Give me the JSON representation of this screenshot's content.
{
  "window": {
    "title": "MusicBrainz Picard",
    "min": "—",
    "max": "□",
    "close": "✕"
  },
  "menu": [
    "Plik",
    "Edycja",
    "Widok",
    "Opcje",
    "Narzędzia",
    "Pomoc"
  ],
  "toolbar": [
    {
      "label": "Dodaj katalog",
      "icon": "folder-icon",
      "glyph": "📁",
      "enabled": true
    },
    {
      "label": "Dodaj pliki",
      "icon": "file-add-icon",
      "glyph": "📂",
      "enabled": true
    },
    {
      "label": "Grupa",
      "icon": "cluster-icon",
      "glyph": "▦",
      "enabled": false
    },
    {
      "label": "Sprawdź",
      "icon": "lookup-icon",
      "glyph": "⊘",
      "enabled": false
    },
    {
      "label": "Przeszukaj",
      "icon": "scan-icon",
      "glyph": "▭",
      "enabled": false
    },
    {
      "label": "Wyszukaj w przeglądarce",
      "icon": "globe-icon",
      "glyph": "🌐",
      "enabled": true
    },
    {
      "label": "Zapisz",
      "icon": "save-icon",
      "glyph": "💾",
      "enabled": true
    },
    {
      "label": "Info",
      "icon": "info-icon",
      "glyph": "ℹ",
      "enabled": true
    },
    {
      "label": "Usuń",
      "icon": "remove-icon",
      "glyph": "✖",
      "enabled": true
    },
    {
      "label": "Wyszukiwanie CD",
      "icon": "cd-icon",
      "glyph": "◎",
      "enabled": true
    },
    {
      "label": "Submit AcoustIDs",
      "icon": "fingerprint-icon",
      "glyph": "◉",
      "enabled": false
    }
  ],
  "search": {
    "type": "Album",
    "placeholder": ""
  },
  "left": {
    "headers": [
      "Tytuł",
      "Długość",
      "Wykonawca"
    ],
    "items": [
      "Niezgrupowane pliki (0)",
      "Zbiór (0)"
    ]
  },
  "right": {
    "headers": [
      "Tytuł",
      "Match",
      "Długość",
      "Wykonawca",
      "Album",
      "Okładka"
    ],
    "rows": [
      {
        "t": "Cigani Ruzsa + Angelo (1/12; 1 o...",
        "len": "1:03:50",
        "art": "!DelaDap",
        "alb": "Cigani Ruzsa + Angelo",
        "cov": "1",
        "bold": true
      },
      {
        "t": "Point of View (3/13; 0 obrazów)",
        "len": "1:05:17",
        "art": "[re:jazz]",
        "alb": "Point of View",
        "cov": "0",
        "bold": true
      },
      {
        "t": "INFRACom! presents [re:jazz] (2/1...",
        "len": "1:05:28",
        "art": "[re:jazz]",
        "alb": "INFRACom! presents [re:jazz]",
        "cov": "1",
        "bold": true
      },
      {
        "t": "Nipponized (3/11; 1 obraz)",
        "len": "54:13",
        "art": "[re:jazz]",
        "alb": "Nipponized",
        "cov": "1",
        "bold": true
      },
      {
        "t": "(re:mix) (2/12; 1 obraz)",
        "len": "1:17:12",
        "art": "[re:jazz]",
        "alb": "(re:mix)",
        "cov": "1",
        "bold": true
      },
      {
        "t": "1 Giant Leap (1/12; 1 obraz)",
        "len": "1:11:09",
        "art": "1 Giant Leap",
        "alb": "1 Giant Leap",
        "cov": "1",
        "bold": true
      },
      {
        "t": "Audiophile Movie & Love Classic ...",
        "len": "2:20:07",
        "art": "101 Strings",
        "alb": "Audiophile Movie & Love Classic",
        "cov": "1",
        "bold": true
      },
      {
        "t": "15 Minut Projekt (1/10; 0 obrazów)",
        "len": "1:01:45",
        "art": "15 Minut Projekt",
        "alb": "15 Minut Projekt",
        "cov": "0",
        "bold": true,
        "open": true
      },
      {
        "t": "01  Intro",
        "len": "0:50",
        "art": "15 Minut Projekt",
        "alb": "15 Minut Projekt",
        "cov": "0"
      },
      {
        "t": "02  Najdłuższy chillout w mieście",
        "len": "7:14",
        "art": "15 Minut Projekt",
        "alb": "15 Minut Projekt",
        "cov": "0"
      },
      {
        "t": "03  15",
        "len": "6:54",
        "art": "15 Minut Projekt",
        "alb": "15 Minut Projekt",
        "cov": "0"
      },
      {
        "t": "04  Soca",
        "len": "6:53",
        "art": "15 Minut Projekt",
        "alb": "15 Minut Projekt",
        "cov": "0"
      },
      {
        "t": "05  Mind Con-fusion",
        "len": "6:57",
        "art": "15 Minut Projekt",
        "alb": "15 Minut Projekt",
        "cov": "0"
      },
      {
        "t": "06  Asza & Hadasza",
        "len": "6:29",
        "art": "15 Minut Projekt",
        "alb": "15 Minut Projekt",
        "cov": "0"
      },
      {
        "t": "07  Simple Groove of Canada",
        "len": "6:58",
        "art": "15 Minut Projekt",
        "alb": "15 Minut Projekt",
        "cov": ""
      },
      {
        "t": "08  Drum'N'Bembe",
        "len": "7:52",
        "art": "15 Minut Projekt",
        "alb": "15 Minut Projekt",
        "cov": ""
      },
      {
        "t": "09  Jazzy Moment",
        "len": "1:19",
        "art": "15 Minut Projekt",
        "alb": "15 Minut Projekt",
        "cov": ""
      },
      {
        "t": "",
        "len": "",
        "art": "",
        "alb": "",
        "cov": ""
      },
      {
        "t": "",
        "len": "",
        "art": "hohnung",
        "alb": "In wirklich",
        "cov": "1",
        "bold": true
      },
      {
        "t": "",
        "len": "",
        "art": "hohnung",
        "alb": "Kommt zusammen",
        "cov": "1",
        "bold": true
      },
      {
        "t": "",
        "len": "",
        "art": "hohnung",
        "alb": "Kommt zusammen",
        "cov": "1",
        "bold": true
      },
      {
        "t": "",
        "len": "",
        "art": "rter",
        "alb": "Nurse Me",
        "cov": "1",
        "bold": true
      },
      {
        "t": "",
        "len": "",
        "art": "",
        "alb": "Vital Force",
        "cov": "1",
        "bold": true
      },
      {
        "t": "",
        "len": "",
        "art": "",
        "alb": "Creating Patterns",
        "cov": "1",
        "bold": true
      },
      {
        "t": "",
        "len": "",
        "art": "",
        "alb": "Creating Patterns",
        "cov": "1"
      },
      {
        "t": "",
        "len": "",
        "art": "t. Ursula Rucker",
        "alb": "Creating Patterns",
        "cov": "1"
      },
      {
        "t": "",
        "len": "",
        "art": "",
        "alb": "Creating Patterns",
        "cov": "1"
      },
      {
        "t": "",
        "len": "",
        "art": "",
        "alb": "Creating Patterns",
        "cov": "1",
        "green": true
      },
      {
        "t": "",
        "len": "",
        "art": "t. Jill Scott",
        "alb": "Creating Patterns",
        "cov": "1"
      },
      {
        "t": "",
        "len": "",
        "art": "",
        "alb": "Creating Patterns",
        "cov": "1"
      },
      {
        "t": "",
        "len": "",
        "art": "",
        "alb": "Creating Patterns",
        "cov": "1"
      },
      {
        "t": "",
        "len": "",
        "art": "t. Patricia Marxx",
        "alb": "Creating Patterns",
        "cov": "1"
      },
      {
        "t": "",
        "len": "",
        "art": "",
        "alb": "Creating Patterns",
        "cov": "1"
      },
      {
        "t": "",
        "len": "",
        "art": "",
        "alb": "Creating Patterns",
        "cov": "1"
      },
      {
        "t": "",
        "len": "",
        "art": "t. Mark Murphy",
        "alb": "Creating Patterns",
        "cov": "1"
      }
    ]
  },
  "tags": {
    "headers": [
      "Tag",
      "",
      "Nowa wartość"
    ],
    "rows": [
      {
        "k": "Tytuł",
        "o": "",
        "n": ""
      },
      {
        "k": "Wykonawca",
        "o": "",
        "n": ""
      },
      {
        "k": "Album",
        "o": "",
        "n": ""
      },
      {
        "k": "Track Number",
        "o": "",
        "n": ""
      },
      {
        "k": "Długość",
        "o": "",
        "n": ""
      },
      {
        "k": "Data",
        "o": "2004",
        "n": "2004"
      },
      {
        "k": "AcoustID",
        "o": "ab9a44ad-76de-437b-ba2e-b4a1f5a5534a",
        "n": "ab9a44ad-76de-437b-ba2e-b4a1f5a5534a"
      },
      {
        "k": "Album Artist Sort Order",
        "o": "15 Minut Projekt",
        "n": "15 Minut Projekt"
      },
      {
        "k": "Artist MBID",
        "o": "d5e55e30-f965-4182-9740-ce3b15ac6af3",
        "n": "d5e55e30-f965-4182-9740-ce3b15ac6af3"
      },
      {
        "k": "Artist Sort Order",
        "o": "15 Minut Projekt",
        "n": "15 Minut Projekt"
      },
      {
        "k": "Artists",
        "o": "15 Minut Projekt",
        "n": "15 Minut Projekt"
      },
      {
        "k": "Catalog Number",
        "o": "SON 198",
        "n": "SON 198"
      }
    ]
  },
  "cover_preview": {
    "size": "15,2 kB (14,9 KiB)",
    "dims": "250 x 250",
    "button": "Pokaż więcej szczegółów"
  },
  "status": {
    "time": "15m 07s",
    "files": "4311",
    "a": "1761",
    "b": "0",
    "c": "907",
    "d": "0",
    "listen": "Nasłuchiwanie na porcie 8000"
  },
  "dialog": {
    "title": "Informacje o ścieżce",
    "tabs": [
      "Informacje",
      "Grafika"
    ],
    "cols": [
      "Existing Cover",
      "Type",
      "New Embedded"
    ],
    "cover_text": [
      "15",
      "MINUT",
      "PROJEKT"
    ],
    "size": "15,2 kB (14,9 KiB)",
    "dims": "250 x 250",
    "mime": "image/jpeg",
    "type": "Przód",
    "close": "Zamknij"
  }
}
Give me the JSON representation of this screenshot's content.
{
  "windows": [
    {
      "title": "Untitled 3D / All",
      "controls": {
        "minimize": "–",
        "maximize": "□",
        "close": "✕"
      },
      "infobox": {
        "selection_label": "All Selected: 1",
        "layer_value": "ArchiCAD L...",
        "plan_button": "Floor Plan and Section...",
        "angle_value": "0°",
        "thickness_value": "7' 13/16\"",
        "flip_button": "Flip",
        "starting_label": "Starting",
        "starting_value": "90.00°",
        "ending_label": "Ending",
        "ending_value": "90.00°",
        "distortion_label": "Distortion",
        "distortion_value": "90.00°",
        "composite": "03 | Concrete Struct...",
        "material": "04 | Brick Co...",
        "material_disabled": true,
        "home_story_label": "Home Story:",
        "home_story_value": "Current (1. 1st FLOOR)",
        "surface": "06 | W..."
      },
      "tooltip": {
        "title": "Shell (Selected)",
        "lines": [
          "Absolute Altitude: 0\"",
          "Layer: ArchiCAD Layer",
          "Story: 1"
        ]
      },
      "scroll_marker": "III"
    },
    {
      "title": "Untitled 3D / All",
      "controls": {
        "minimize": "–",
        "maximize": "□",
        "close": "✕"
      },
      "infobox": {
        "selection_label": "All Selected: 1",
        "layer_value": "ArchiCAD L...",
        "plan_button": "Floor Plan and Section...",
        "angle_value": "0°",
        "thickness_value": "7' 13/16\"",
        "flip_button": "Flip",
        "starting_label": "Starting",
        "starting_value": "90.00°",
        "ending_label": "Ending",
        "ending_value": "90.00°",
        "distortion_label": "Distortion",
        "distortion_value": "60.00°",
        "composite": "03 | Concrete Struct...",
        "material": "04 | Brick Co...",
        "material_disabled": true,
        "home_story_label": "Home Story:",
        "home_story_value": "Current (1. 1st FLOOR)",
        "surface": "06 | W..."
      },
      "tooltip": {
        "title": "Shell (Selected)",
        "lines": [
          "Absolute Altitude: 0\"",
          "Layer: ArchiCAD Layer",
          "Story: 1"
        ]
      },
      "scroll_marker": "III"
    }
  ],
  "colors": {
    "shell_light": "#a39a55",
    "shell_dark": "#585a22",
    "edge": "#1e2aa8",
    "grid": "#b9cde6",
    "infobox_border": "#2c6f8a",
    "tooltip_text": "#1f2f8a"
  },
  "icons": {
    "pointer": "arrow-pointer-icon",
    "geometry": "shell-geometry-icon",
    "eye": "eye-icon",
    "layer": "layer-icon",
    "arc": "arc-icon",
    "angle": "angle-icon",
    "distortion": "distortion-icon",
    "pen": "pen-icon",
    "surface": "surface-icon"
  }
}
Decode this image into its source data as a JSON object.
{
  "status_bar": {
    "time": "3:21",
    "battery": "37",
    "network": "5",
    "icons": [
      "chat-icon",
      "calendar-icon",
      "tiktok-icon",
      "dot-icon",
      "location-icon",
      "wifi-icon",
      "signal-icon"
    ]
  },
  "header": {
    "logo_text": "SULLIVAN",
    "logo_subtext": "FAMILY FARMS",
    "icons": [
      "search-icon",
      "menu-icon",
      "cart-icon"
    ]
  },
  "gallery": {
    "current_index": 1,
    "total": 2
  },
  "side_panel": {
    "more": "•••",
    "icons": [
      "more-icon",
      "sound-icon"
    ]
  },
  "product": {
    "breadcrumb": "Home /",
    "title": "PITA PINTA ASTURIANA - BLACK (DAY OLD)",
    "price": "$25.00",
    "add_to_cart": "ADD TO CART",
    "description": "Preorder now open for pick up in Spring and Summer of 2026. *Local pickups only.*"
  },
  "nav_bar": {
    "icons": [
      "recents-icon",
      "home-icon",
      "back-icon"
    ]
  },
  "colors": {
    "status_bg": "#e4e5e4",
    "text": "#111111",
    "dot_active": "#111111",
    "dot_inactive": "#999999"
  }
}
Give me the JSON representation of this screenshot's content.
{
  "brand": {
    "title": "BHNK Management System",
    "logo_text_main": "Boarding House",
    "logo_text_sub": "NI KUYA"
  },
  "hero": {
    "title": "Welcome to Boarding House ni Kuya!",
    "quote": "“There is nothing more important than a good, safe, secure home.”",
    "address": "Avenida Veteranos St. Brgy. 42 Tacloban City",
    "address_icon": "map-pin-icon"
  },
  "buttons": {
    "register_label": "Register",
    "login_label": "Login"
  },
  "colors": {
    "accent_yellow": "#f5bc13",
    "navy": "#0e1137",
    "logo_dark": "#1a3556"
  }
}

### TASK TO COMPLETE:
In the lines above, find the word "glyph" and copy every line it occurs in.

### ANSWER TO THIS PROBLEM:
      "glyph": "📁",
      "glyph": "📂",
      "glyph": "▦",
      "glyph": "⊘",
      "glyph": "▭",
      "glyph": "🌐",
      "glyph": "💾",
      "glyph": "ℹ",
      "glyph": "✖",
      "glyph": "◎",
      "glyph": "◉",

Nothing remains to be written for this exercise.